The men of Thermae sent agents to purchase the tenths of their district. They thought it was much better for them, that they should be purchased by their own state at ever so high a price, than that they should get into the hands of some emissary of his. A man of the name of Venuleius had been put up to buy them. He did not cease from bidding. They went on competing with him, as long as the price appeared such as could by any possibility be borne. At last they gave up bidding. They are knocked down to Venuleius at eight thousand modii of wheat. Possidorus, the deputy of Thermae, sends notice home. Although it appeared to every one a most intolerable hardship, still there were given to Venuleius eight thousand modii of wheat, and two thousand sesterces besides, not to come near them. From which it is very evident which part was the wages of the farmer, and which the booty of the praetor. Give me the letters and testimony of the people of Thermae. [The accounts of the people of Thermae, and their evidence, are read.]

Creative Commons License
This work is licensed under a Creative Commons Attribution-ShareAlike 3.0 United States License.

An XML version of this text is available for download, with the additional restriction that you offer Perseus any modifications you make. Perseus provides credit for all accepted changes, storing new additions in a versioning system.

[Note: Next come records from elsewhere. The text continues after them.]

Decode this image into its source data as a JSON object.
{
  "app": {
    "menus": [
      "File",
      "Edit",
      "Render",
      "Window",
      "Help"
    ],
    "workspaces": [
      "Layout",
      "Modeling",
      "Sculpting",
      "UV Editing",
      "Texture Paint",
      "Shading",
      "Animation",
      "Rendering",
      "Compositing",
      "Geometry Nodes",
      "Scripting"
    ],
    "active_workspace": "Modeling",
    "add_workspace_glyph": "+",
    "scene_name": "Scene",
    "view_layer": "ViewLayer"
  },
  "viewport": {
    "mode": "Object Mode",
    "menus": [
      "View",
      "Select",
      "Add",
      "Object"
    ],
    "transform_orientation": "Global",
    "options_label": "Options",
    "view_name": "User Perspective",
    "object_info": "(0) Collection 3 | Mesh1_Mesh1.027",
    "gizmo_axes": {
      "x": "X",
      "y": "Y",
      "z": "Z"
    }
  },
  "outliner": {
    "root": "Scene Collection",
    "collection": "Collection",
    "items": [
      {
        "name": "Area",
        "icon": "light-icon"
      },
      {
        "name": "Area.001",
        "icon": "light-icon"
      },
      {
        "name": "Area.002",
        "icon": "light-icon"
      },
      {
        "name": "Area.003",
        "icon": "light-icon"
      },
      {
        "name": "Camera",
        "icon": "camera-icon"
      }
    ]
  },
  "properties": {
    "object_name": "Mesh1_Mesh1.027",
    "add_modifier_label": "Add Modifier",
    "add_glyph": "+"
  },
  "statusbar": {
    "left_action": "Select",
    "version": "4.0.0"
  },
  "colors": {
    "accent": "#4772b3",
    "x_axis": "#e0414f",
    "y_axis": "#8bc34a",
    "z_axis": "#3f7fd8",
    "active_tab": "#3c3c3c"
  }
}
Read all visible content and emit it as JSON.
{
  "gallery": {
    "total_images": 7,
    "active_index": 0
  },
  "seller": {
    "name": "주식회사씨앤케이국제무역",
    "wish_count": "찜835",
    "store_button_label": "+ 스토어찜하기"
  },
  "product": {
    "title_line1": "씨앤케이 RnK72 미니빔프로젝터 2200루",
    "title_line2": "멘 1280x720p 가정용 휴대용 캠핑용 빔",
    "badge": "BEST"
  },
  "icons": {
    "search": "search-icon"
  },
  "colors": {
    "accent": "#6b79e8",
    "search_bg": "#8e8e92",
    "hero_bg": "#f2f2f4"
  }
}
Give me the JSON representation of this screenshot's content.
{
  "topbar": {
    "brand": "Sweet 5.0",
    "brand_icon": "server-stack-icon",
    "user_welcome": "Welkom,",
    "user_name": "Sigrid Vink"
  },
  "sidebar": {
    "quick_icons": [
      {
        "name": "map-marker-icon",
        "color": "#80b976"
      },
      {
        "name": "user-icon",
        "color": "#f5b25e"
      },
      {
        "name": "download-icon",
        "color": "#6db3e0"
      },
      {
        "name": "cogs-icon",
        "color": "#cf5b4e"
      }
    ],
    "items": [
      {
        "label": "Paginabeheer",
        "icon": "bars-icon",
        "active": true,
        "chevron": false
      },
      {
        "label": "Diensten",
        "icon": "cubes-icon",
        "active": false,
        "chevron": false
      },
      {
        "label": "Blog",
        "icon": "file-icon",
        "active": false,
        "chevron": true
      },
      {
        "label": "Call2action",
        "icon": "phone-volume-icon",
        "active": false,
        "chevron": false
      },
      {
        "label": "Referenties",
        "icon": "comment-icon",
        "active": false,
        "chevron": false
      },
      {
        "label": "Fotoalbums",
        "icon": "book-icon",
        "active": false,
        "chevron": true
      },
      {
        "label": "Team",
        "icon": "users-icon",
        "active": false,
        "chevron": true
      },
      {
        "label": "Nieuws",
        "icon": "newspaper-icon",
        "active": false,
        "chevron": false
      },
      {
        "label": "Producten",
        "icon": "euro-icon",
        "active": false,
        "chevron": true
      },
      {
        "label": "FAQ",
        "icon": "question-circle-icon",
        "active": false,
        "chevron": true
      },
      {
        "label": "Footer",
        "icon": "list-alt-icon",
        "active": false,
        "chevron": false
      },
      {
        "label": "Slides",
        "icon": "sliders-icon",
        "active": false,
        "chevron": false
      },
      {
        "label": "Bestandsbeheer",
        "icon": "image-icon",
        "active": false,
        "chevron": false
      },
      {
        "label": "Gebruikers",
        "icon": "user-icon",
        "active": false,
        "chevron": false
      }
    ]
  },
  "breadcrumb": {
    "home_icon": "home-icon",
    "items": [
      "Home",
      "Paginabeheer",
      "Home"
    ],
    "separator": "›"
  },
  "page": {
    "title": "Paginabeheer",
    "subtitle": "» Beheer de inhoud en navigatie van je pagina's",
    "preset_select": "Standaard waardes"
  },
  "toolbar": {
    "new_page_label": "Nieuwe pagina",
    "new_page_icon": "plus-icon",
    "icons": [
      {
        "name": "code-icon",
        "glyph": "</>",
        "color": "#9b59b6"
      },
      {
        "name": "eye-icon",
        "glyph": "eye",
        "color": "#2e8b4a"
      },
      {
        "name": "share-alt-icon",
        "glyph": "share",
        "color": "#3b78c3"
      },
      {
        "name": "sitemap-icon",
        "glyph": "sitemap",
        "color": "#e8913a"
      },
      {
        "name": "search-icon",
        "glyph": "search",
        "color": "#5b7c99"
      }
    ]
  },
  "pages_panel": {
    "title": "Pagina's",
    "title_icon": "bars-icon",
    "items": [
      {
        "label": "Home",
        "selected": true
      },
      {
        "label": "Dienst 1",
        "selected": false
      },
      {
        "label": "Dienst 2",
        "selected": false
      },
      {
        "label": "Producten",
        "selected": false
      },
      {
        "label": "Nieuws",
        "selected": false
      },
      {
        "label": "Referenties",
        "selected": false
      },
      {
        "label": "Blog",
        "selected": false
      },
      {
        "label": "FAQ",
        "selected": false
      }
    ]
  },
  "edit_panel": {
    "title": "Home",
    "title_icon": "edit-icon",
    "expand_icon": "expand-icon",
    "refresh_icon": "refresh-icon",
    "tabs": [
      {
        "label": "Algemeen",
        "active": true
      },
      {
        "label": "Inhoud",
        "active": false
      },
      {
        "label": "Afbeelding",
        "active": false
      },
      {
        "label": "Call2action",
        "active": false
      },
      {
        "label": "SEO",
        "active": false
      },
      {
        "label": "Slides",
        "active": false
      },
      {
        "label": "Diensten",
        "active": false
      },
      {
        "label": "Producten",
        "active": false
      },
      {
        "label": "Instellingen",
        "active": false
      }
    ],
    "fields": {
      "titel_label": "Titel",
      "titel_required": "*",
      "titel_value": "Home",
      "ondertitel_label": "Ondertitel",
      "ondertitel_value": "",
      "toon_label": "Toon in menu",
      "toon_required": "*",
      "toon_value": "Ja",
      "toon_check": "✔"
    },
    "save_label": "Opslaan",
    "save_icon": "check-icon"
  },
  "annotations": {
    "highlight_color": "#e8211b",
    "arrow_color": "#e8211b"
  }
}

load focus Notes (J. B. Greenough, G. L. Kittredge)
load focus Latin (Albert Clark, William Peterson, 1917)
hide Places (automatically extracted)

View a map of the most frequently mentioned places in this document.

Download Pleiades ancient places geospacial dataset for this text.

hide References (4 total)
hide Display Preferences
Greek Display:
Arabic Display:
View by Default:
Browse Bar: